WASHINGTON — The latest victims of the government's partial shutdown: policy wonks, politicians and TV talking heads who are losing their monthly opportunity to dissect the jobs report issued by the Bureau of Labor Statistics.
The ritual unfolds every month: The jobs report comes out, and Wall Street panics or exults. Political advocates spin. And economic analysts crowd cable TV to offer us their insights.
It happens the first Friday of the month at 8:30 a.m. Eastern time.
Except this Friday.
The government's partial shutdown means the September jobs report is being postponed. The workers who produce it aren't deemed “essential,” which is why they're among the 800,000 federal employees being furloughed.
They aren't doctors treating wounded soldiers at military hospitals or air traffic controllers ensuring that planes take off and land safely.
Yet for a subculture of Americans whose professional lives are tied to the monthly jobs report, its absence may be disorienting.
“Economists and journalists will have some withdrawal pains,” suggests Mark Zandi, chief economist at Moody's Analytics and a fixture on cable TV gabfests after the jobs reports are released.

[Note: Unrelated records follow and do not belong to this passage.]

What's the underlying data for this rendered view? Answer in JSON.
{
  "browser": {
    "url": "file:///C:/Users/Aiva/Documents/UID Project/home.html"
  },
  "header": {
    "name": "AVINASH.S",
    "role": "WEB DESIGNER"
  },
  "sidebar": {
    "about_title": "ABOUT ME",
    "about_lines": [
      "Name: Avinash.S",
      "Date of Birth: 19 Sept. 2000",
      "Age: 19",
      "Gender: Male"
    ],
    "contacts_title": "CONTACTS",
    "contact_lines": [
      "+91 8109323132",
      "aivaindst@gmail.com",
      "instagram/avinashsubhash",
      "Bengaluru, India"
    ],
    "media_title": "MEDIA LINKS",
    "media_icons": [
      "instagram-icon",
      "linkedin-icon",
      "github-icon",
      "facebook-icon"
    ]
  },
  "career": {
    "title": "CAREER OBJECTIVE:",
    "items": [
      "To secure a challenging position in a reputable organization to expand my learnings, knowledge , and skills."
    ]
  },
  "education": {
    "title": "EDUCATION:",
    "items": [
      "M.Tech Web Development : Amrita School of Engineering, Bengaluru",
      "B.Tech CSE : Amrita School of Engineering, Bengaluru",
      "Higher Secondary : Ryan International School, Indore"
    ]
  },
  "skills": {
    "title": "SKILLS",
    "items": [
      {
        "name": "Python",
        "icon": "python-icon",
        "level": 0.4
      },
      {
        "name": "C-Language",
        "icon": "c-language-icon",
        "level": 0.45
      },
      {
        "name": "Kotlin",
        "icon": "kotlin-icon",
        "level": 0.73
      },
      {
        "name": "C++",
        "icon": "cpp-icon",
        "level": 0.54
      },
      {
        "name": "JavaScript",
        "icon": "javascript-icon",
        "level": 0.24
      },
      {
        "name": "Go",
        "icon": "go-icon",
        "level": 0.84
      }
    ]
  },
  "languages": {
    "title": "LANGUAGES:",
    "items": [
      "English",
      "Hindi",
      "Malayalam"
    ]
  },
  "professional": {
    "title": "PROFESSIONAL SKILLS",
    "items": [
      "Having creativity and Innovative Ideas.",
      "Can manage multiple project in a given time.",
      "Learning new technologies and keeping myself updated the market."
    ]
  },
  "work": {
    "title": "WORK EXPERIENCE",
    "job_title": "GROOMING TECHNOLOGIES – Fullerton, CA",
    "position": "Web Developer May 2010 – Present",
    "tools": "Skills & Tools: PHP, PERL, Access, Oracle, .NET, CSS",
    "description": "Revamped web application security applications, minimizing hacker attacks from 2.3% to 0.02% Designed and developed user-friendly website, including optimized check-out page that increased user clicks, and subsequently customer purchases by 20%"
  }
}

Diane Swonk, chief economist at Mesirow Financial and another regular television presence on the morning of the jobs reports, jokes that she won't have to get up so early Friday. Yet she'll feel the loss.
The jobs report is a “flashlight into the dense forest of global economic information,” Swonk says. “We've turned the flashlight off.”
White House Program Cuts Up to $1k off Monthly Payments! (3.05% APR)